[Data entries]
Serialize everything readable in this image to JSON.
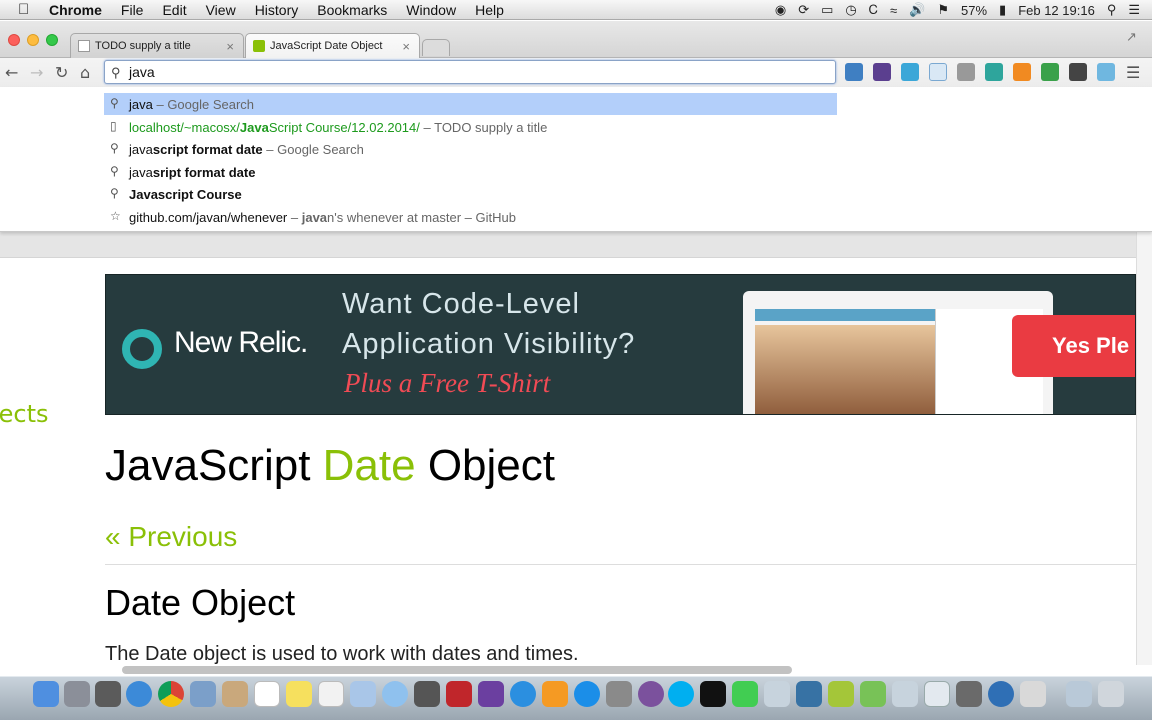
{
  "menubar": {
    "app": "Chrome",
    "items": [
      "File",
      "Edit",
      "View",
      "History",
      "Bookmarks",
      "Window",
      "Help"
    ],
    "battery": "57%",
    "datetime": "Feb 12  19:16"
  },
  "tabs": [
    {
      "title": "TODO supply a title",
      "active": false
    },
    {
      "title": "JavaScript Date Object",
      "active": true
    }
  ],
  "omnibox": {
    "value": "java"
  },
  "suggestions": [
    {
      "icon": "search-icon",
      "parts": [
        [
          "b",
          ""
        ],
        [
          "t",
          "java"
        ],
        [
          "d",
          " – Google Search"
        ]
      ]
    },
    {
      "icon": "page-icon",
      "parts": [
        [
          "u",
          "localhost/~macosx/"
        ],
        [
          "ub",
          "Java"
        ],
        [
          "u",
          "Script Course/12.02.2014/"
        ],
        [
          "d",
          " – TODO supply a title"
        ]
      ]
    },
    {
      "icon": "search-icon",
      "parts": [
        [
          "t",
          "java"
        ],
        [
          "b",
          "script format date"
        ],
        [
          "d",
          " – Google Search"
        ]
      ]
    },
    {
      "icon": "search-icon",
      "parts": [
        [
          "t",
          "java"
        ],
        [
          "b",
          "sript format date"
        ]
      ]
    },
    {
      "icon": "search-icon",
      "parts": [
        [
          "b",
          "Java"
        ],
        [
          "b",
          "script Course"
        ]
      ]
    },
    {
      "icon": "star-icon",
      "parts": [
        [
          "t",
          "github.com/javan/whenever"
        ],
        [
          "d",
          " – "
        ],
        [
          "db",
          "java"
        ],
        [
          "d",
          "n's whenever at master – GitHub"
        ]
      ]
    }
  ],
  "page": {
    "side_link": "jects",
    "banner": {
      "logo": "New Relic.",
      "line1": "Want Code-Level",
      "line2": "Application Visibility?",
      "line3": "Plus a Free T-Shirt",
      "button": "Yes Ple"
    },
    "title_pre": "JavaScript ",
    "title_hl": "Date",
    "title_post": " Object",
    "previous": "« Previous",
    "section_title": "Date Object",
    "paragraph": "The Date object is used to work with dates and times."
  },
  "colors": {
    "accent_green": "#8ac007",
    "url_green": "#1d9a1d",
    "suggestion_highlight": "#b3cffa",
    "banner_bg": "#263b3e",
    "banner_red": "#ea3b42"
  }
}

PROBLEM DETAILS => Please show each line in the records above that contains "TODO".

EXERCISE SOLUTION =>
      "title": "TODO supply a title",
          " – TODO supply a title"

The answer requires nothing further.